The Selection (2012) by Kiera Cass is a teen dystopian romance, and is pretty much as close to perfect as you can get. This novel has everything: world-building without the crutch of magic, royalty, a futuristic dystopia-lite U.S., a love triangle, tons of clean romance, and a protagonist who’s a phenomenal role model. Not to mention, Cass’s writing is like candy; it’s so easy to read, impossible to put down, and non-stop gripping, though without being too action-oriented. The tempo of the novel is perfect, maintaining a seamless, well-paced rotation between the main character’s inner thoughts, her relational interactions, and a mild but fascinating political plot brewing in the background.

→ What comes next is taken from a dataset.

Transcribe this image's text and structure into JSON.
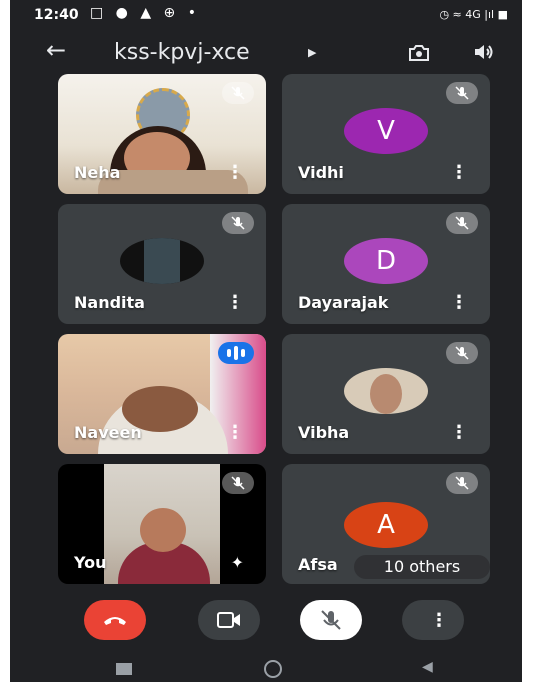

For the synopsis: America Singer is a teenaged musician living in a futuristic version of the U.S., called Illéa. In this world, the country operates on a caste system. Being in the artists’s caste, America’s family often find themselves hungry and having to go without. Meanwhile, America is deeply in love with her secret boyfriend, Aspen, but he’s in a caste even lower than her family’s. Her mother would never permit their matching.

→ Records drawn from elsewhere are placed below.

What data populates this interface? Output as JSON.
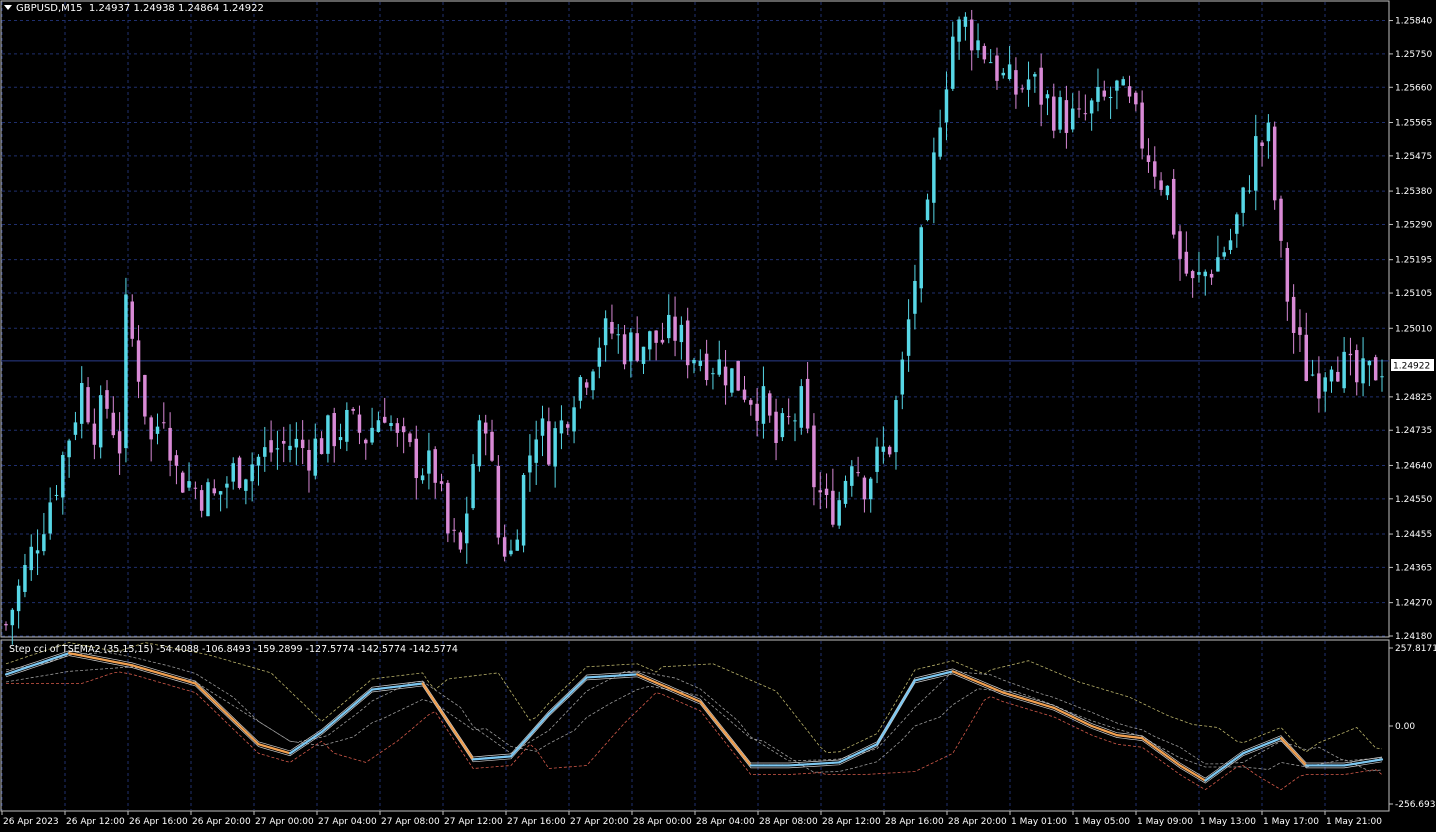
{
  "header": {
    "symbol": "GBPUSD,M15",
    "ohlc": "1.24937 1.24938 1.24864 1.24922"
  },
  "colors": {
    "background": "#000000",
    "grid": "#1f2f6e",
    "axis": "#c0c0c0",
    "bull_candle": "#57d7e6",
    "bear_candle": "#d98ad6",
    "current_price_line": "#2a3c8c",
    "cci_up": "#7dc8f2",
    "cci_down": "#f2a050",
    "band_yellow": "#b9b26a",
    "band_white": "#9a9a9a",
    "band_red": "#d35a4a"
  },
  "price_axis": {
    "labels": [
      "1.25840",
      "1.25750",
      "1.25660",
      "1.25565",
      "1.25475",
      "1.25380",
      "1.25290",
      "1.25195",
      "1.25105",
      "1.25010",
      "1.24825",
      "1.24735",
      "1.24640",
      "1.24550",
      "1.24455",
      "1.24365",
      "1.24270",
      "1.24180"
    ],
    "current_price": "1.24922"
  },
  "time_axis": {
    "labels": [
      "26 Apr 2023",
      "26 Apr 12:00",
      "26 Apr 16:00",
      "26 Apr 20:00",
      "27 Apr 00:00",
      "27 Apr 04:00",
      "27 Apr 08:00",
      "27 Apr 12:00",
      "27 Apr 16:00",
      "27 Apr 20:00",
      "28 Apr 00:00",
      "28 Apr 04:00",
      "28 Apr 08:00",
      "28 Apr 12:00",
      "28 Apr 16:00",
      "28 Apr 20:00",
      "1 May 01:00",
      "1 May 05:00",
      "1 May 09:00",
      "1 May 13:00",
      "1 May 17:00",
      "1 May 21:00"
    ]
  },
  "indicator": {
    "title": "Step cci of TSEMA2 (35,15,15) -54.4088 -106.8493 -159.2899 -127.5774 -142.5774 -142.5774",
    "axis_labels": [
      "257.8171",
      "0.00",
      "-256.6939"
    ]
  },
  "chart_data": {
    "type": "candlestick",
    "symbol": "GBPUSD",
    "timeframe": "M15",
    "ylim": [
      1.2418,
      1.2589
    ],
    "close_path": [
      [
        0,
        1.2421
      ],
      [
        4,
        1.244
      ],
      [
        8,
        1.246
      ],
      [
        12,
        1.2485
      ],
      [
        14,
        1.2475
      ],
      [
        16,
        1.248
      ],
      [
        18,
        1.247
      ],
      [
        19,
        1.2505
      ],
      [
        21,
        1.249
      ],
      [
        23,
        1.247
      ],
      [
        25,
        1.248
      ],
      [
        27,
        1.2462
      ],
      [
        30,
        1.2458
      ],
      [
        33,
        1.2455
      ],
      [
        36,
        1.2462
      ],
      [
        39,
        1.2465
      ],
      [
        42,
        1.2468
      ],
      [
        45,
        1.247
      ],
      [
        48,
        1.2468
      ],
      [
        51,
        1.2472
      ],
      [
        54,
        1.2475
      ],
      [
        57,
        1.2472
      ],
      [
        60,
        1.248
      ],
      [
        62,
        1.247
      ],
      [
        65,
        1.2465
      ],
      [
        68,
        1.2462
      ],
      [
        70,
        1.2445
      ],
      [
        72,
        1.244
      ],
      [
        74,
        1.2465
      ],
      [
        76,
        1.2478
      ],
      [
        78,
        1.2445
      ],
      [
        80,
        1.244
      ],
      [
        82,
        1.246
      ],
      [
        84,
        1.2475
      ],
      [
        86,
        1.247
      ],
      [
        88,
        1.2475
      ],
      [
        90,
        1.2485
      ],
      [
        92,
        1.249
      ],
      [
        94,
        1.2498
      ],
      [
        96,
        1.25
      ],
      [
        98,
        1.2496
      ],
      [
        100,
        1.2497
      ],
      [
        104,
        1.2498
      ],
      [
        106,
        1.25
      ],
      [
        108,
        1.2495
      ],
      [
        111,
        1.2493
      ],
      [
        114,
        1.249
      ],
      [
        117,
        1.2485
      ],
      [
        120,
        1.248
      ],
      [
        122,
        1.247
      ],
      [
        124,
        1.2475
      ],
      [
        126,
        1.248
      ],
      [
        128,
        1.246
      ],
      [
        130,
        1.2452
      ],
      [
        132,
        1.2455
      ],
      [
        134,
        1.2468
      ],
      [
        136,
        1.246
      ],
      [
        138,
        1.2465
      ],
      [
        140,
        1.247
      ],
      [
        142,
        1.249
      ],
      [
        144,
        1.2515
      ],
      [
        146,
        1.253
      ],
      [
        148,
        1.256
      ],
      [
        150,
        1.258
      ],
      [
        152,
        1.2583
      ],
      [
        154,
        1.2578
      ],
      [
        156,
        1.2574
      ],
      [
        158,
        1.2568
      ],
      [
        160,
        1.2565
      ],
      [
        162,
        1.2568
      ],
      [
        164,
        1.2564
      ],
      [
        166,
        1.256
      ],
      [
        168,
        1.2558
      ],
      [
        170,
        1.2556
      ],
      [
        172,
        1.256
      ],
      [
        174,
        1.2562
      ],
      [
        176,
        1.2565
      ],
      [
        178,
        1.256
      ],
      [
        180,
        1.2552
      ],
      [
        182,
        1.2545
      ],
      [
        184,
        1.2538
      ],
      [
        186,
        1.252
      ],
      [
        188,
        1.2512
      ],
      [
        190,
        1.2516
      ],
      [
        192,
        1.252
      ],
      [
        194,
        1.2525
      ],
      [
        196,
        1.2535
      ],
      [
        198,
        1.255
      ],
      [
        200,
        1.2552
      ],
      [
        202,
        1.252
      ],
      [
        204,
        1.25
      ],
      [
        206,
        1.249
      ],
      [
        208,
        1.2488
      ],
      [
        210,
        1.2495
      ],
      [
        212,
        1.249
      ],
      [
        214,
        1.2486
      ],
      [
        216,
        1.2488
      ],
      [
        218,
        1.2492
      ]
    ],
    "candle_count": 219,
    "cci_path": [
      [
        0,
        170
      ],
      [
        10,
        240
      ],
      [
        20,
        200
      ],
      [
        30,
        140
      ],
      [
        40,
        -60
      ],
      [
        45,
        -90
      ],
      [
        50,
        -20
      ],
      [
        58,
        120
      ],
      [
        66,
        140
      ],
      [
        74,
        -110
      ],
      [
        80,
        -100
      ],
      [
        86,
        40
      ],
      [
        92,
        160
      ],
      [
        100,
        170
      ],
      [
        110,
        80
      ],
      [
        118,
        -130
      ],
      [
        124,
        -130
      ],
      [
        132,
        -120
      ],
      [
        138,
        -60
      ],
      [
        144,
        150
      ],
      [
        150,
        180
      ],
      [
        158,
        110
      ],
      [
        166,
        60
      ],
      [
        172,
        0
      ],
      [
        176,
        -30
      ],
      [
        180,
        -40
      ],
      [
        186,
        -130
      ],
      [
        190,
        -180
      ],
      [
        196,
        -90
      ],
      [
        202,
        -40
      ],
      [
        206,
        -130
      ],
      [
        212,
        -130
      ],
      [
        218,
        -110
      ]
    ]
  }
}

America’s world is about to change, however, when it’s announced that the Prince of Illéa, Maxon, has come of age, and the royal family will be hosting a Selection for him comprised of 35 girls, from whom he’ll choose his bride and future queen. America thinks the whole ordeal sounds shallow and pathetic. But Aspen persuades her to enter the competition for a shot at a better life. To their amazement – and devastation – America is chosen as one of the Selected.
I LOVED the concept that, of the 35 girls competing to marry the Prince, our protagonist doesn’t want to win! Even more, I adored the scene when she finally meets Prince Maxon, and discovers he’s not the stodgy, spoiled little stiff she’d been expecting. What proceeds to unfold is the beautiful and honest friendship between America and the Prince. Another of my favorite aspects about this novel is that the author doesn’t let stupid misunderstandings hang between her characters, which is a trope in so many novels and movies (I’m probably guilty of it , too!). Instead, America and Maxon are always quick to EXPLAIN THEMSELVES and clarify things to one another, so the reader isn’t tortured by silly misunderstandings that could be fixed, if only the characters would have a normal conversation. Author Cass was brilliant in avoiding that trope and making all of her main characters act like completely normal, three-dimensional and sympathetic people.
But what I loved about this book most was America herself. She’s assertive, loyal, and says what’s on her mind. America Singer is, in my opinion, the best female protagonist in YA literature that I’ve read so far. She’s not helpless, but is unafraid of her own vulnerability. She doesn’t want to wear a lot of make-up or be in any way fake or inauthentic. She puts others before herself, but not to the degree of self-sabotage or stupidity. She seems very comfortable with her femininity, but she’s not vain or catty. She strongly believes in the value of people regardless of their caste, and she’s not afraid to stand up to anyone in defense of her convictions. She’s an individual who’s comfortable in her own skin and doesn’t try to be anyone but herself; she is natural. This is so incredibly rare to find in YA, where so many heroines either seem so unsure of themselves, or else are callous warriors who are way too tough for me to relate to.
If you like chick lit and romance, I can’t recommend The Selection enough. And of course, it’s the first in a trilogy, so I’m eager to devour the next book, The Elite, very soon. A fun, heartwarming and wonderful escape. Yes, yes, yes!